VR4 Gen III HSE. It's a no brainer.
12 responses Add your response
I agree the VR4 Gen III HSE are better then the 4Jr and maybe even the 4SR - I would put a little reseveration there because I think the 4SR Mk2 can be made to sound phenominal with the right auxilleries (as is the case with the JR too) but all things being equal the HSE have the nod. The only place where they fail (miserablly IMO) is looks - they are ugly (big sock over wood) Vandersteen look. Yuck. I like the whole package...and if I have a choice where sonics are very close I'll go with the nicer looking equipment. Lets face it - if your gonna stare at something while listening to music might as well look nice. Unless you listen in the dark.... hehehe. Regardless VSA makes nice stuff....
With Tyler's, not one of his Excel models are better than another of his Excel models, just different, but not "better-ed"That's interesting. I wasn't aware that you had heard the entire Tyler line of loudspeakers.
Regarding VS, I should have been more precise in my wording. The VR4 Gen III HSE are different than the VR4 Jr, but a different I happen to enjoy more. Just as a Tyler listener might likely consider some Tylers to be "better" even though what the listener really means is that he prefers the differences some models offer over
Interesting info about the difference's of VR4 III HSE and VR4 GenIII's. I'm also in the market for a building a new system and considering These speakers along with Salk HT3, Salk V3, Vons VR4jr mkII, Merlin VSM, Totem Forest.
Just FYI from Albert himself.
In a small room at the Home Entertainment Show put on by Stereophile two years ago, Kevin of VAC and I used the VR-4jrs in a small room with a 100-watt VAC amp the sound was incredible. The VR-4jr sounds better in a small room than the larger VR-4 Gen III and Gen III HSE.
By the way, the VR-4 Gen III and the HSE version are similar, but the HSE version is newer; the HSE stands for Hovland Special Edition and used Hovland MusicCaps in the crossovers instead of the less expensive (but still good sounding) Solens. The HSE version also used slightly better drivers, so was a better sounding speaker system overall. However, both versions had extremely powerful bass response down to 16Hz, which can sometimes overload a small room with too much bass. This is correctable by installing more Dacron stuffing into the port.
Hope this helps.
>This is correctable by installing more Dacron stuffing into the port.<
I keep seeing references to this, but my HSEs have a front firing port that is completely covered by the wrap around grill cloth. My original VR4s were rear ported and the port was exposed. They benefited greatly by adding extra stuffing to the cabinet. But I wouldn't change a thing about the bass response I am gettting from the HSEs in my room. It is far better than the original version, and better than most any other speaker that has come and gone since then.

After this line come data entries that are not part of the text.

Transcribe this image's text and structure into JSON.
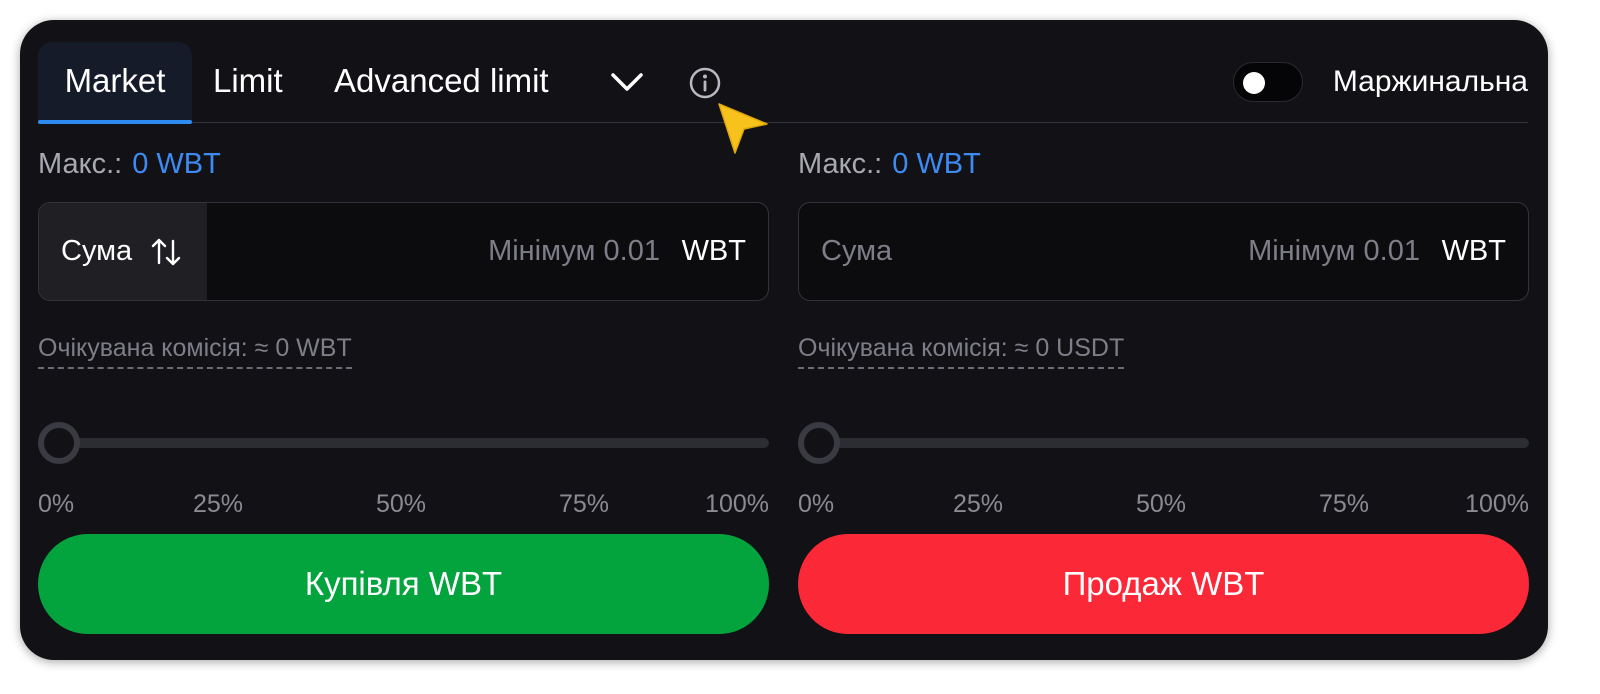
{
  "tabs": {
    "market": "Market",
    "limit": "Limit",
    "advanced": "Advanced limit"
  },
  "margin": {
    "label": "Маржинальна",
    "enabled": false
  },
  "icons": {
    "dropdown": "chevron-down-icon",
    "info": "info-icon",
    "swap": "swap-vertical-icon",
    "cursor": "cursor-pointer-icon"
  },
  "buy": {
    "max_label": "Макс.:",
    "max_value": "0 WBT",
    "amount_label": "Сума",
    "min_text": "Мінімум 0.01",
    "unit": "WBT",
    "fee": "Очікувана комісія: ≈ 0 WBT",
    "slider_value": 0,
    "marks": [
      "0%",
      "25%",
      "50%",
      "75%",
      "100%"
    ],
    "button": "Купівля WBT"
  },
  "sell": {
    "max_label": "Макс.:",
    "max_value": "0 WBT",
    "amount_placeholder": "Сума",
    "min_text": "Мінімум 0.01",
    "unit": "WBT",
    "fee": "Очікувана комісія: ≈ 0 USDT",
    "slider_value": 0,
    "marks": [
      "0%",
      "25%",
      "50%",
      "75%",
      "100%"
    ],
    "button": "Продаж WBT"
  },
  "colors": {
    "background": "#121216",
    "accent": "#3d8bf2",
    "buy": "#03a43e",
    "sell": "#fb2838",
    "cursor": "#f7c21b"
  }
}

The method for adding Dacron to the HSE is to unscrew the back plate of the subwoofer module where the binding posts are located. Gently pull back the plastic plate, and the tuning port is revealed. Start by stuffing a handful of Dacron into the port tube. This method is described in the VR4 Gen III HSE owner's manual.
FWIW, my HSE are in a 16 x 19 room...medium to small by most standards. I measured the frequency response using a Stereophile Test CD and a Radio Shack SPL meter both with and without Dacron. The Dacron reduced the bass response by 2-4dB in the lower frequencies. The worst bass hump I have is at 31.5 Hz (+9 db). With Dacron the hump is reduced to +5 db. At 25 Hz and 20 Hz the measurements with and without Dacron are +2/+0 dB and -4/-6 dB